The same principles outlines above apply a fortiori to
§ 1B1.10(b), a 2011 Sentencing Commission Policy
Statement, states that courts "shall determine the
amended guideline range that would have been applicable to
the defendant if the amendment(s) to the guidelines . . . had
been effect at the time the defendant was sentenced,"
but that a court "shall not reduce a defendant's
term of imprisonment under 18 U.S.C. § 3582(c)(2)... to
a term that is less than the minimum of the amended guideline
range." U.S.S.G. § 1B1.10(b)(1); (2)(A).
Ninth Circuit upheld the validity and application of §
IB 1.10(b) in United States v. Padilla-Diaz, 862
F.3d 856, 858 (9th Cir. 2017). Three prisoners challenged the
validity of § IB 1.10(b) preventing them from receiving
retroactively reduced sentences based upon Amendment 782.
Padilla-Diaz, 862 F.3d at 859. Three district courts
had denied the respective defendants' motions because
their sentences were already at or below the low end of the
amended guideline ranges. Id. The Ninth
Circuit-affirming the district courts' decisions-held
that § 1B1.10(b) did not violate equal protection or due
process rights and did not conflict with statutes stating
that the Sentencing Commission should avoid disparate
sentences. Id. at 863.
11(c)(1)(C) allows the government to agree to a specific
sentence or range in a defendant's plea, and if the court
accepts the agreement the court is bound by the
recommendation. Fed.R.Civ.P. 11(c)(1)(C). This is known as a
Type-C agreement. Hughes, 138 S.Ct. at 1773. 18
U.S.C. § 3582(c)(2) allows a court to modify a
defendant's sentence when that defendant was sentenced
"based on a sentencing range that has subsequently been

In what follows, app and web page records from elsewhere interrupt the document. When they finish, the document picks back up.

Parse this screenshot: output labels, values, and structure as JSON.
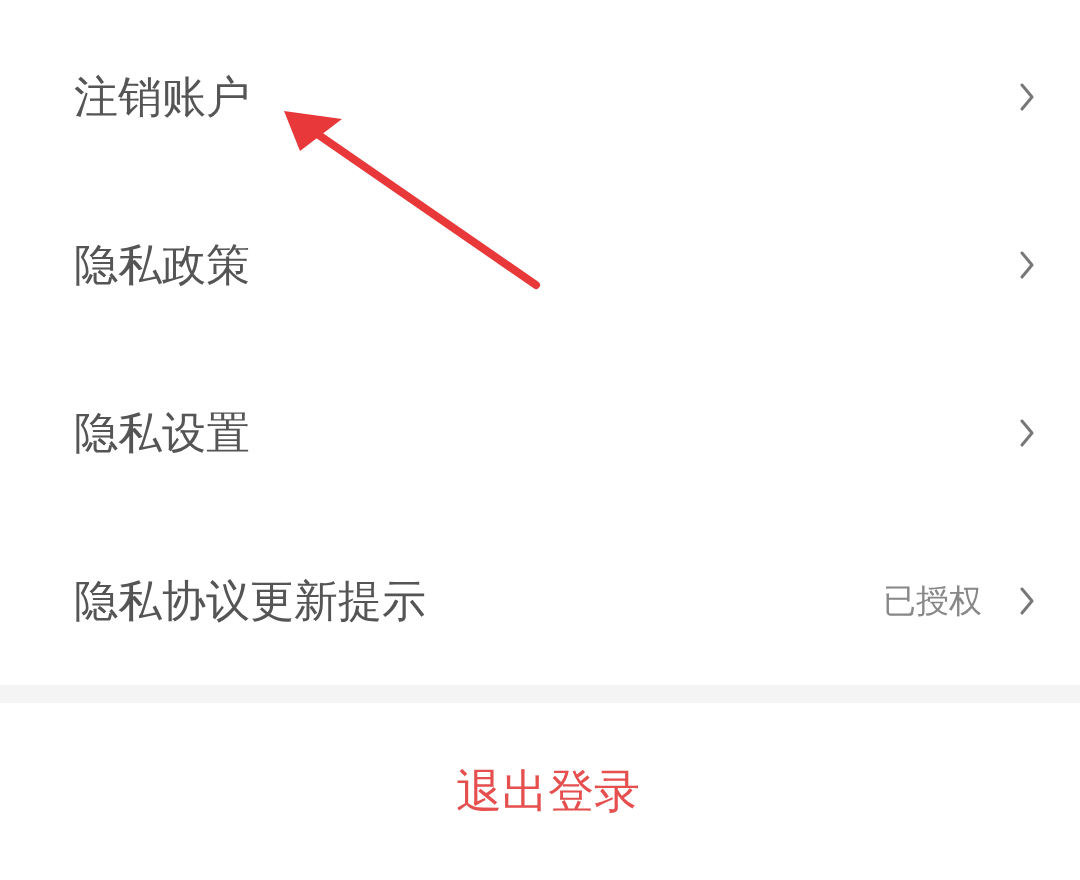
{
  "menu_items": [
    {
      "label": "注销账户"
    },
    {
      "label": "隐私政策"
    },
    {
      "label": "隐私设置"
    },
    {
      "label": "隐私协议更新提示",
      "value": "已授权"
    }
  ],
  "logout_button": "退出登录"
}
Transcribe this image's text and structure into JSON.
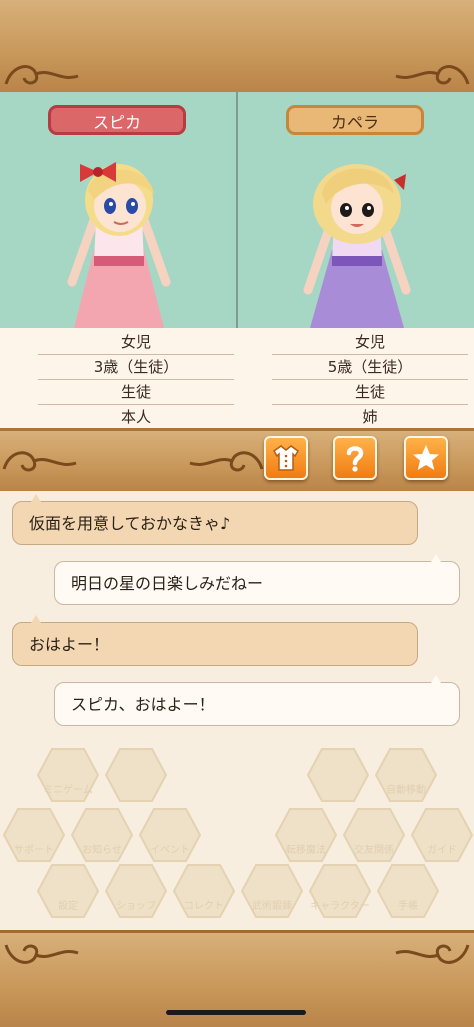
{
  "characters": [
    {
      "name": "スピカ",
      "info": [
        "女児",
        "3歳（生徒）",
        "生徒",
        "本人"
      ],
      "tag_color": "#dc6768"
    },
    {
      "name": "カペラ",
      "info": [
        "女児",
        "5歳（生徒）",
        "生徒",
        "姉"
      ],
      "tag_color": "#e9b877"
    }
  ],
  "action_buttons": [
    {
      "name": "outfit",
      "icon": "dress-icon"
    },
    {
      "name": "help",
      "icon": "question-icon"
    },
    {
      "name": "favorite",
      "icon": "star-icon"
    }
  ],
  "chat": [
    {
      "side": "left",
      "text": "仮面を用意しておかなきゃ♪"
    },
    {
      "side": "right",
      "text": "明日の星の日楽しみだねー"
    },
    {
      "side": "left",
      "text": "おはよー！"
    },
    {
      "side": "right",
      "text": "スピカ、おはよー！"
    }
  ],
  "background_menu": [
    "ミニゲーム",
    "自動移動",
    "サポート",
    "お知らせ",
    "イベント",
    "転移魔法",
    "交友関係",
    "ガイド",
    "設定",
    "ショップ",
    "コレクト",
    "武術鍛錬",
    "キャラクター",
    "手帳"
  ],
  "colors": {
    "bar": "#c8975a",
    "panel": "#a6d6c4",
    "button": "#f07c12"
  }
}
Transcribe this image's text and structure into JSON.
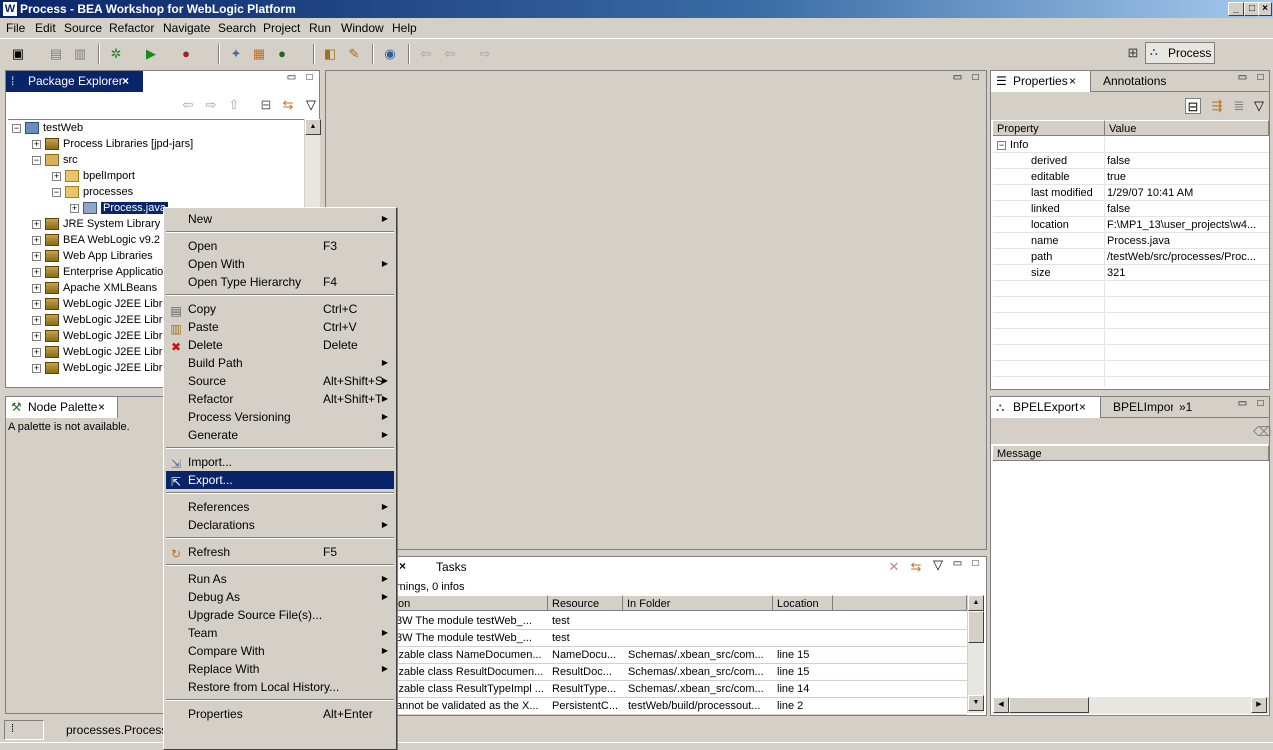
{
  "window": {
    "title": "Process - BEA Workshop for WebLogic Platform",
    "app_icon": "W"
  },
  "menubar": [
    "File",
    "Edit",
    "Source",
    "Refactor",
    "Navigate",
    "Search",
    "Project",
    "Run",
    "Window",
    "Help"
  ],
  "perspective": {
    "label": "Process"
  },
  "package_explorer": {
    "tab": "Package Explorer",
    "tree": [
      {
        "label": "testWeb",
        "icon": "project-icon"
      },
      {
        "label": "Process Libraries [jpd-jars]",
        "icon": "library-icon"
      },
      {
        "label": "src",
        "icon": "source-folder-icon"
      },
      {
        "label": "bpelImport",
        "icon": "package-icon"
      },
      {
        "label": "processes",
        "icon": "package-icon"
      },
      {
        "label": "Process.java",
        "icon": "java-file-icon"
      },
      {
        "label": "JRE System Library",
        "icon": "library-icon"
      },
      {
        "label": "BEA WebLogic v9.2",
        "icon": "library-icon"
      },
      {
        "label": "Web App Libraries",
        "icon": "library-icon"
      },
      {
        "label": "Enterprise Applicatio",
        "icon": "library-icon"
      },
      {
        "label": "Apache XMLBeans",
        "icon": "library-icon"
      },
      {
        "label": "WebLogic J2EE Libr",
        "icon": "library-icon"
      },
      {
        "label": "WebLogic J2EE Libr",
        "icon": "library-icon"
      },
      {
        "label": "WebLogic J2EE Libr",
        "icon": "library-icon"
      },
      {
        "label": "WebLogic J2EE Libr",
        "icon": "library-icon"
      },
      {
        "label": "WebLogic J2EE Libr",
        "icon": "library-icon"
      }
    ]
  },
  "node_palette": {
    "tab": "Node Palette",
    "message": "A palette is not available."
  },
  "properties": {
    "tab": "Properties",
    "tab2": "Annotations",
    "col_property": "Property",
    "col_value": "Value",
    "group": "Info",
    "rows": [
      {
        "name": "derived",
        "value": "false"
      },
      {
        "name": "editable",
        "value": "true"
      },
      {
        "name": "last modified",
        "value": "1/29/07 10:41 AM"
      },
      {
        "name": "linked",
        "value": "false"
      },
      {
        "name": "location",
        "value": "F:\\MP1_13\\user_projects\\w4..."
      },
      {
        "name": "name",
        "value": "Process.java"
      },
      {
        "name": "path",
        "value": "/testWeb/src/processes/Proc..."
      },
      {
        "name": "size",
        "value": "321"
      }
    ]
  },
  "bpel": {
    "tab1": "BPELExport",
    "tab2": "BPELImport",
    "overflow": "»1",
    "col_message": "Message"
  },
  "problems": {
    "tab2": "Tasks",
    "summary": "rnings, 0 infos",
    "headers": [
      "on",
      "Resource",
      "In Folder",
      "Location"
    ],
    "rows": [
      [
        "3W The module testWeb_...",
        "test",
        "",
        ""
      ],
      [
        "3W The module testWeb_...",
        "test",
        "",
        ""
      ],
      [
        "izable class NameDocumen...",
        "NameDocu...",
        "Schemas/.xbean_src/com...",
        "line 15"
      ],
      [
        "izable class ResultDocumen...",
        "ResultDoc...",
        "Schemas/.xbean_src/com...",
        "line 15"
      ],
      [
        "izable class ResultTypeImpl ...",
        "ResultType...",
        "Schemas/.xbean_src/com...",
        "line 14"
      ],
      [
        "annot be validated as the X...",
        "PersistentC...",
        "testWeb/build/processout...",
        "line 2"
      ]
    ]
  },
  "context_menu": {
    "items": [
      {
        "label": "New",
        "sub": true
      },
      {
        "sep": true
      },
      {
        "label": "Open",
        "acc": "F3"
      },
      {
        "label": "Open With",
        "sub": true
      },
      {
        "label": "Open Type Hierarchy",
        "acc": "F4"
      },
      {
        "sep": true
      },
      {
        "label": "Copy",
        "acc": "Ctrl+C",
        "icon": "copy-icon"
      },
      {
        "label": "Paste",
        "acc": "Ctrl+V",
        "icon": "paste-icon"
      },
      {
        "label": "Delete",
        "acc": "Delete",
        "icon": "delete-icon"
      },
      {
        "label": "Build Path",
        "sub": true
      },
      {
        "label": "Source",
        "acc": "Alt+Shift+S",
        "sub": true
      },
      {
        "label": "Refactor",
        "acc": "Alt+Shift+T",
        "sub": true
      },
      {
        "label": "Process Versioning",
        "sub": true
      },
      {
        "label": "Generate",
        "sub": true
      },
      {
        "sep": true
      },
      {
        "label": "Import...",
        "icon": "import-icon"
      },
      {
        "label": "Export...",
        "icon": "export-icon",
        "highlight": true
      },
      {
        "sep": true
      },
      {
        "label": "References",
        "sub": true
      },
      {
        "label": "Declarations",
        "sub": true
      },
      {
        "sep": true
      },
      {
        "label": "Refresh",
        "acc": "F5",
        "icon": "refresh-icon"
      },
      {
        "sep": true
      },
      {
        "label": "Run As",
        "sub": true
      },
      {
        "label": "Debug As",
        "sub": true
      },
      {
        "label": "Upgrade Source File(s)..."
      },
      {
        "label": "Team",
        "sub": true
      },
      {
        "label": "Compare With",
        "sub": true
      },
      {
        "label": "Replace With",
        "sub": true
      },
      {
        "label": "Restore from Local History..."
      },
      {
        "sep": true
      },
      {
        "label": "Properties",
        "acc": "Alt+Enter"
      }
    ]
  },
  "status": {
    "text": "processes.Process.j"
  },
  "colors": {
    "selection": "#0a246a",
    "chrome": "#d4d0c8"
  }
}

lowered ... if such a reduction is consistent with applicable
policy statements issued by the Sentencing Commission."
Previously, the Supreme Court issued a plurality opinion on
the question of whether sentences pursuant to plea agreements
were "based on" the guidelines and therefore
amendable under § 3582(c)(2). See Freeman v. United
States, 564 U.S. 522 (2011).
Hughes, the Supreme Court revisited Freeman
and held that an inmate sentenced pursuant to a Type-C plea
bargain was eligible for a sentence reduction if the
sentencing guidelines changed subsequent to Ms sentencing.
Hughes, 138 S.Ct. at 1778. The Government in
Hughes argued that no guideline provisions are
applied when a court accepts a Type-C plea because the court
is immediately bound upon acceptance. Therefore, allowing
amendment of Type-C pleas would be inconsistent with §
IB 1.10(b). The Court disagreed and found that a sentence was
"based on" a Guidelines range if the range was a
basis for the court's exercise of discretion in imposing
a sentence, and therefore that Mr. Hughes's sentence
could be amended. Id. at 1775.
Ramirez-Arroyo argues that Hughes overturns
Padilla-Diaz. The United States opposes any
amendment to Mr. Ramirez-Arroyo's sentence, arguing that
Mr. Ramirez-Arroyo is not eligible for a reduction because
the original sentence of 240 months he received is already
lower than the 292-month minimum for the amended Guideline
range, and therefore barred by § IB 1.10(b). The United